Motherhood & longing…

I was listening to a Pandora station yesterday that had heartfelt female songwriters featured (think Brandi Carlisle, Annie Lennox, etc.).  Though I typically go for funk, blues, bluegrass or Grateful Dead-esque tunes on Pandora, I was really moved by these ladies and had forgotten how soulful music can change your inner landscape.  Duh, it’s often been the kind of music I write, you’d think I’d remember this truth.  But it’s usually not the music I choose to listen to, mostly because I like to tap my toe and groove a little when I’ve got music on.  In the middle of an Eva Cassidy song, I suddenly felt myself on the verge of tears.  The song had reached a melodic hand right into my diaphragm and given a gentle tug.

 

Oooohhhh, I thought, awash with emotion.  So that is where grief from my father’s death is living.  That is where my overwhelm at not having enough time alone sits unnoticed.   That is where my longing to write songs lives.  Somehow Eva Cassidy found it-right there.  And a big longing washed over me.  I miss making music.  Muuuuuuuusic.  Grown-up, philosophical, moves you to the bone music.

 

One of the great sacrifices of becoming a mother has been the interruption of the flow of my creative life.  It just hasn’t been the same in the two years since I’ve had my son.   Before having a baby, I wrote music alone.  Usually staring out a window at nature, with a glass of wine on the coffee table, a guitar in my hands, and a notebook and voice recorder next to me on the floor.  With a toddler, three parts of that equation must disappear.  Voice recorder & notebook- toys too fun for him to leave alone.  Guitar- ditto.  But most importantly, a fourth and essential part of the equation- the alone part, has almost entirely disappeared.  Is the sacrifice worth it?  Is having a child worth not having time to write & play songs?  Yes, but the longing to have both is not something I can let go of.   Having my son is worth more than anything.  But walking around with a sorrow at not actively and regularly making music is…well, it feels like a big hole to fill, not having that creative outlet.  No matter how much I love my son and am thrilled with him and who I’ve become because he exists, I still have that hole inside that makes me feel a little like swiss cheese.  Maybe the longing to make music is part of what defines this part of my life.  Is that part of motherhood?  Longing to do the things you don’t have time to do?

 

I remember seeing an interview with Annie Lennox once and she was saying how important it was for her to maintain her own vision as an artist when in the recording studio.  Often, a producer will come in with their own ideas and try to steer a musician one way or another to create their own vision of what the artist’s music should sound like.  Annie’s take was that such a relationship was tantamount to someone standing behind a master painter saying, “I think you should add more blue over there in the corner. And red sparkles up there by the bird.”  She would not have people messing with her medium.  Music and its production was her art to shape and form and she would only work with producers who would help her vision come to life, not morph it into something that was not hers.  I love that.

 

It’s a nice philosophy to try and strive toward in life- to only have people, activities and interests that help shape and form your vision into reality.   Part of my struggle has been to quiet that intrusive producer within me saying who is saying, “You must spend all waking time with your son.  You must be attentive at all times and build a rich and colorful life for him in every way.  You must set your own needs aside to be with him.”  When the artist in me is struggling for breath and, quite honestly, the vision for my life includes a rich and colorful life for me, not just for him.  A simple necessity of that vision is alone time- time to hear my own rhythm, time for music.   The vision is pure.  Time alone for creative outlet?  Children?  I want both.

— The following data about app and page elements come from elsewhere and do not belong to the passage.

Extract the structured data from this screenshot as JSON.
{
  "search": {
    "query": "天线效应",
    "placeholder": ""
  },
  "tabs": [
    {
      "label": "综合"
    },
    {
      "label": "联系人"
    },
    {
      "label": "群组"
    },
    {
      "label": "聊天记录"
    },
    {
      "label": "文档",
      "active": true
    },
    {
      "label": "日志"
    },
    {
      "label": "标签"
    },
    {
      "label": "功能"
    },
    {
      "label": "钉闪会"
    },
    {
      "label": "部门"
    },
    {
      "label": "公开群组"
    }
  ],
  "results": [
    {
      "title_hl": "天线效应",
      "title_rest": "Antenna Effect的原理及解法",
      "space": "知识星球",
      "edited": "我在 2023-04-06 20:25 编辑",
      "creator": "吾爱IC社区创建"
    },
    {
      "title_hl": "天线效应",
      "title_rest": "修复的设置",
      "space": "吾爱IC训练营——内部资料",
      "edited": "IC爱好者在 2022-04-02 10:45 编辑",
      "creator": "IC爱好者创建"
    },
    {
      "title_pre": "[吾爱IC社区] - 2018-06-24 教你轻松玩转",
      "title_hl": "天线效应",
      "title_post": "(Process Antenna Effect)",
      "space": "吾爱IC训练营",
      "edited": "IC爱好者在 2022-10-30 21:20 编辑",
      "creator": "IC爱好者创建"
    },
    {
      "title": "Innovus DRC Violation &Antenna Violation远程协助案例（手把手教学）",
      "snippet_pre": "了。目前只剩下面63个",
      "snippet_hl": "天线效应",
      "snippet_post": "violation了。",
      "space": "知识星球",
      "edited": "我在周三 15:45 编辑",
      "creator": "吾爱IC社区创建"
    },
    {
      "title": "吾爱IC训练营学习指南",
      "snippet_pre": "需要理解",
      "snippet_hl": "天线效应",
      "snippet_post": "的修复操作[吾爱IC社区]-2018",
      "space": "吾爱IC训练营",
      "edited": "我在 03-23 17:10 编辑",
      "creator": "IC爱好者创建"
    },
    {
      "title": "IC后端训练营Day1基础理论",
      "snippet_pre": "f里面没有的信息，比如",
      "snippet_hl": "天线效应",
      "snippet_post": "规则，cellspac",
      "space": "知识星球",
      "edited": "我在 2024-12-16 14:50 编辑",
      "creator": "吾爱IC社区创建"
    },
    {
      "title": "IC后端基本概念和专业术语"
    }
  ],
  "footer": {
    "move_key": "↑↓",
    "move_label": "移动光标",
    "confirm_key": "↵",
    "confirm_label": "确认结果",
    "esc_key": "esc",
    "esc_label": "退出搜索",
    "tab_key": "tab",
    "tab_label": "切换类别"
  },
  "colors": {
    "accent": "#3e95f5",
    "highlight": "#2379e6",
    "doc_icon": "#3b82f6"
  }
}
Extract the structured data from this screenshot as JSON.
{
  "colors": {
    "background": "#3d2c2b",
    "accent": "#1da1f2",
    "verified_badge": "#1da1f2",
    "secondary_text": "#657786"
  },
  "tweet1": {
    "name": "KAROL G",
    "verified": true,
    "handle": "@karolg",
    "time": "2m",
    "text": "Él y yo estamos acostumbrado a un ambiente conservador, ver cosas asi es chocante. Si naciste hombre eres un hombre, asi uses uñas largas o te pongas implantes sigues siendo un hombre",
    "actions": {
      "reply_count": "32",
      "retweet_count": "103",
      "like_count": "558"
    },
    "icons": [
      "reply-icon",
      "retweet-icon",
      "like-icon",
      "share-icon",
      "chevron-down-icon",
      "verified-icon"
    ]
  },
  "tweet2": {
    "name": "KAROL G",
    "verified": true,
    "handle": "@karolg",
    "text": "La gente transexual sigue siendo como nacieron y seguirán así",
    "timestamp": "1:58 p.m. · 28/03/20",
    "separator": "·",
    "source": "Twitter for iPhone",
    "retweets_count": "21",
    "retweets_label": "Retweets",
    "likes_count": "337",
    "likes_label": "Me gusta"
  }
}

Leave a Reply

Fill in your details below or click an icon to log in:

WordPress.com Logo

You are commenting using your WordPress.com account. Log Out / Change )

Twitter picture

You are commenting using your Twitter account. Log Out / Change )

Facebook photo

You are commenting using your Facebook account. Log Out / Change )

Google+ photo

You are commenting using your Google+ account. Log Out / Change )

Connecting to %s